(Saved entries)
= = = = =
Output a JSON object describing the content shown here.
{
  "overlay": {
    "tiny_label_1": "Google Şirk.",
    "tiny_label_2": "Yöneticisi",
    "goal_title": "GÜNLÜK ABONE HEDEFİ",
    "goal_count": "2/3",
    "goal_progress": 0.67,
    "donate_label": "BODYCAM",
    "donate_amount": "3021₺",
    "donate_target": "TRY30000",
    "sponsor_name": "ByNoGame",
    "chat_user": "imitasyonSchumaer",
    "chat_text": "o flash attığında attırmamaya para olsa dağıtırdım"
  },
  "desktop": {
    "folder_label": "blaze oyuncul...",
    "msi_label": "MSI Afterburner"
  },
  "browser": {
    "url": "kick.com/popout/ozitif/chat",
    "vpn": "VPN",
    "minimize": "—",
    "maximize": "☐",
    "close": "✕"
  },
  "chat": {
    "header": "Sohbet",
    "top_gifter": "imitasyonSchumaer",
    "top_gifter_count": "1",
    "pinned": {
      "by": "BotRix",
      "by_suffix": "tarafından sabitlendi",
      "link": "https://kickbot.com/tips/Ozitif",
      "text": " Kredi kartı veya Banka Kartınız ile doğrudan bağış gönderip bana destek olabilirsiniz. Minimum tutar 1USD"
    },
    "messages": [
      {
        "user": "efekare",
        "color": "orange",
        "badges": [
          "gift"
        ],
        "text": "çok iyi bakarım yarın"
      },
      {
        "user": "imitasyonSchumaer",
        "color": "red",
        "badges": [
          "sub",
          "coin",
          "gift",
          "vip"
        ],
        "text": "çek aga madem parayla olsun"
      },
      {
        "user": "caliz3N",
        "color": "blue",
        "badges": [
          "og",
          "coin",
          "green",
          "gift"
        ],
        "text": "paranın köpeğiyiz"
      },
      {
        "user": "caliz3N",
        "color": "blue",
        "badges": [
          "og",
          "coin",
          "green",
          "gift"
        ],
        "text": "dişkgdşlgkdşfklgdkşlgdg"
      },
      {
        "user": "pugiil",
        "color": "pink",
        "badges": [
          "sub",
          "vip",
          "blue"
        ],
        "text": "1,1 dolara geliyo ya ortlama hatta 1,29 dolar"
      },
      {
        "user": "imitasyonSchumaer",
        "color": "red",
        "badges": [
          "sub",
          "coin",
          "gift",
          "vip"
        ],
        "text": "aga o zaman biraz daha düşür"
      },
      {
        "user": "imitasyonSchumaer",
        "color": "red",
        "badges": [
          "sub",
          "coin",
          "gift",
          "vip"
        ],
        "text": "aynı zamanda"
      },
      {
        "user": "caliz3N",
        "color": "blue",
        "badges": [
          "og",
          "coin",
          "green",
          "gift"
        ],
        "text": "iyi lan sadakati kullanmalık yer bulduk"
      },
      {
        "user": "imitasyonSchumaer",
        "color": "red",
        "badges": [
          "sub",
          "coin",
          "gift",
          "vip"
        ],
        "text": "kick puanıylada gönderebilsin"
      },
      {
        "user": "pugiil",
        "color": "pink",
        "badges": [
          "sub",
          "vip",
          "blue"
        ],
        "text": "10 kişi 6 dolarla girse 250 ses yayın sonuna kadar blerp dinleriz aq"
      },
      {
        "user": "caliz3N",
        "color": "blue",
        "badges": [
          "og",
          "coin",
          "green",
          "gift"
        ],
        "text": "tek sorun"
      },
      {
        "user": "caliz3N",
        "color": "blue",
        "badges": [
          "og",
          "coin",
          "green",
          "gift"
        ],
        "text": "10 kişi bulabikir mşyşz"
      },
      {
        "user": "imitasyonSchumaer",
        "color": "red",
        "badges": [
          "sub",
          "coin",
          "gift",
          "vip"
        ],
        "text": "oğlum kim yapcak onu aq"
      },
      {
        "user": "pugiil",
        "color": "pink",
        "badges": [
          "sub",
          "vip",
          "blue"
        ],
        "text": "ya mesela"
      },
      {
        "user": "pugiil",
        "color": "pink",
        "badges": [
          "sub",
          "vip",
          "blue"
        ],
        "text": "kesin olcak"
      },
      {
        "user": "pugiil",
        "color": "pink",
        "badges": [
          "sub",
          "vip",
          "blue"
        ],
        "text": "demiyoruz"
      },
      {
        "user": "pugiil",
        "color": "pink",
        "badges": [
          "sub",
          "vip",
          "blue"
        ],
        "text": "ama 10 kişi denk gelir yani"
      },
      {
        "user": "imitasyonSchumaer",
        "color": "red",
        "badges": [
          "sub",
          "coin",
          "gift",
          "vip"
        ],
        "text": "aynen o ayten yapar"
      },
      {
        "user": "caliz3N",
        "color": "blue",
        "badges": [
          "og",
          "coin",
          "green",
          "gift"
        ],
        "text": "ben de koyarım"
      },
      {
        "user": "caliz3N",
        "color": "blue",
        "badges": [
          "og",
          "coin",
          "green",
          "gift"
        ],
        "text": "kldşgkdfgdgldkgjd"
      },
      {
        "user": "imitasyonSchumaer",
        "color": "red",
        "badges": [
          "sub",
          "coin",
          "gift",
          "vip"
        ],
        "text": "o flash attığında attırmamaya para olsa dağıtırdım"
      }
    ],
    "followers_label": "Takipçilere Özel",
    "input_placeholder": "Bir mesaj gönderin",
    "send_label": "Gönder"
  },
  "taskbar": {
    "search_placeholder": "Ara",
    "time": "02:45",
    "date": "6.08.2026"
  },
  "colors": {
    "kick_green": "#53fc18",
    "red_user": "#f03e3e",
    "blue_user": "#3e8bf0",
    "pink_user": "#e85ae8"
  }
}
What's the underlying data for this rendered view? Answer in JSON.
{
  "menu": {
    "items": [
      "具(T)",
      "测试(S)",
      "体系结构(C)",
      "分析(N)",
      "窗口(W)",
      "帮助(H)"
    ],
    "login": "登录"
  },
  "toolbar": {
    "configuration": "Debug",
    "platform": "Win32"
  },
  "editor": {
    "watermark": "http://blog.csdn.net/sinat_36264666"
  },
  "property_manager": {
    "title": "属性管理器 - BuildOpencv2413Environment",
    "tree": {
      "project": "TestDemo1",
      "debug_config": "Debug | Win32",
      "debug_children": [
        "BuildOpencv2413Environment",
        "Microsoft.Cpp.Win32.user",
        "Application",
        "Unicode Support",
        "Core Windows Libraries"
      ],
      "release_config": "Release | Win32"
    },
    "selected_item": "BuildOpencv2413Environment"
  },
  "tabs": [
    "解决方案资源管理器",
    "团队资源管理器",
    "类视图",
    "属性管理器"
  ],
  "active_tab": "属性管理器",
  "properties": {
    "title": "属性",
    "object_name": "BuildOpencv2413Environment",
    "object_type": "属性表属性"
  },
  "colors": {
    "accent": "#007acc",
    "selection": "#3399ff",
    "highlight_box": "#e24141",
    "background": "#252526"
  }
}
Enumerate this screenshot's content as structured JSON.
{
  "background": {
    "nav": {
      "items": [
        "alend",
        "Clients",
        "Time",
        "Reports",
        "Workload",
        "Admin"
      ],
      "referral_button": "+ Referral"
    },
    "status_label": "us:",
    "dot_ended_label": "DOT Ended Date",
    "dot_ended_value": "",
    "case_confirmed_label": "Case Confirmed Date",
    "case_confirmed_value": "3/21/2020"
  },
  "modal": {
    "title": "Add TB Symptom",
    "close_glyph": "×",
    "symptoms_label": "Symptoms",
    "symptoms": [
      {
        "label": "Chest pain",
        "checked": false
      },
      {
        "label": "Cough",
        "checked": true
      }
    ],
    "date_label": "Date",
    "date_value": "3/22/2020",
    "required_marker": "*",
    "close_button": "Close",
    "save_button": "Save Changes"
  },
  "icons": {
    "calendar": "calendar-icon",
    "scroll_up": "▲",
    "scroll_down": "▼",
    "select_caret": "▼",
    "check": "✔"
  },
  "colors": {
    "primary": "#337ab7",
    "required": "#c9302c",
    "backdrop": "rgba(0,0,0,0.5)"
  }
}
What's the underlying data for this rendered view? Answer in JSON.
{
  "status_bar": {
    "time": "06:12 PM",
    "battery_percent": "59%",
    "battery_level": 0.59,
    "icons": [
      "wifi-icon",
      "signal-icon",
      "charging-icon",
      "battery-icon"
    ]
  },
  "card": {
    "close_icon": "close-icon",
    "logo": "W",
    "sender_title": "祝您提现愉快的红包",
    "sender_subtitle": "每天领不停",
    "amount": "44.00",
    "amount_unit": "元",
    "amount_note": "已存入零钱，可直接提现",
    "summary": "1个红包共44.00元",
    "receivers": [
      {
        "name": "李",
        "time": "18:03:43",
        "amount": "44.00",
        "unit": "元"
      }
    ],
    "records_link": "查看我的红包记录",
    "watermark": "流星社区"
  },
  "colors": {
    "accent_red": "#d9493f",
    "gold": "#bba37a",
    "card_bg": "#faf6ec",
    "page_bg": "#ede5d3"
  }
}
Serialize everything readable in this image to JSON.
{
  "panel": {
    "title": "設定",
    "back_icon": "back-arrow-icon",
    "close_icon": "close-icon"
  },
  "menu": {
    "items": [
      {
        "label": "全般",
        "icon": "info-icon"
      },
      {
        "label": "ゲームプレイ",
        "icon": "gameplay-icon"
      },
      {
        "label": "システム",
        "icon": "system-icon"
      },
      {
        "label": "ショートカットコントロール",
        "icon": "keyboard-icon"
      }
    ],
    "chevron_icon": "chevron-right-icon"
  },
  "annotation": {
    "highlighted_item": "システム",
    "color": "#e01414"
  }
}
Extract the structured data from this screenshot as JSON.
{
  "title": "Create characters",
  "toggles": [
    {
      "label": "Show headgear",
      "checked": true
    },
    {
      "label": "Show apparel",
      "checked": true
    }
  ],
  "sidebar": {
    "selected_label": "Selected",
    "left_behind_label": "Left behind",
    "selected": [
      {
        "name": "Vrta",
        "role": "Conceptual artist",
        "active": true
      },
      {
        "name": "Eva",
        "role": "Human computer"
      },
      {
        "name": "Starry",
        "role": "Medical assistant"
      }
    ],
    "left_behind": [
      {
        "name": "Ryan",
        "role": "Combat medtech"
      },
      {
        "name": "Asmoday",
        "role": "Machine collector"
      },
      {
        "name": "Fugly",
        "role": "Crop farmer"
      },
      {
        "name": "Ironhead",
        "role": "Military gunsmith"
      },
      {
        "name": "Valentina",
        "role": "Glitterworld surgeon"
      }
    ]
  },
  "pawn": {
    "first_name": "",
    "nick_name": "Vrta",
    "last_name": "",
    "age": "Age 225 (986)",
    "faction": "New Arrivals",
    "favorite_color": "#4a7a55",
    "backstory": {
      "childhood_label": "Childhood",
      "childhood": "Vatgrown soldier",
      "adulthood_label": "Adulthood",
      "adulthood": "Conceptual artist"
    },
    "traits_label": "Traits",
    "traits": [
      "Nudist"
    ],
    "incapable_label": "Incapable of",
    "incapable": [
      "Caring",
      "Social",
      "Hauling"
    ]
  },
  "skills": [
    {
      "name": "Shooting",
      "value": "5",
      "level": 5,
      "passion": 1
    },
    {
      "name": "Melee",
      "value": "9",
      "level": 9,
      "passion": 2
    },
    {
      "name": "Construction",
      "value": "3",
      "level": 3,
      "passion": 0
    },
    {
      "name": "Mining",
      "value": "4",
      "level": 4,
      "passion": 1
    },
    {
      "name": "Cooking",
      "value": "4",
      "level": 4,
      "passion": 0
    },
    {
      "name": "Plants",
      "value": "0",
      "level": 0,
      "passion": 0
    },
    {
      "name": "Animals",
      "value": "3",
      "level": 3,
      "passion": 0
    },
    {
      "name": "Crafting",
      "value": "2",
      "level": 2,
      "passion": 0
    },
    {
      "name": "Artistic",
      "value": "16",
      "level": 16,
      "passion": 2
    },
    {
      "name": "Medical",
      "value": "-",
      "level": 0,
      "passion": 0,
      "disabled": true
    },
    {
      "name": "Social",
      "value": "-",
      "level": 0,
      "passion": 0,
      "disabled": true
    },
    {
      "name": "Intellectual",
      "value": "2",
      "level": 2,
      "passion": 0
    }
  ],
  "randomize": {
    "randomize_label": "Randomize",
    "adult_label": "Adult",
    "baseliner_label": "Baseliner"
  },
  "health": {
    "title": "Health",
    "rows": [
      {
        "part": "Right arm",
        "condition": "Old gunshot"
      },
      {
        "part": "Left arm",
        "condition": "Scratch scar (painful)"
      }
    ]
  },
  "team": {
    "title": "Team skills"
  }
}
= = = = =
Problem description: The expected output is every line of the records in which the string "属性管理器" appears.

Answer to the exercise:
    "title": "属性管理器 - BuildOpencv2413Environment",
    "属性管理器"
  "active_tab": "属性管理器",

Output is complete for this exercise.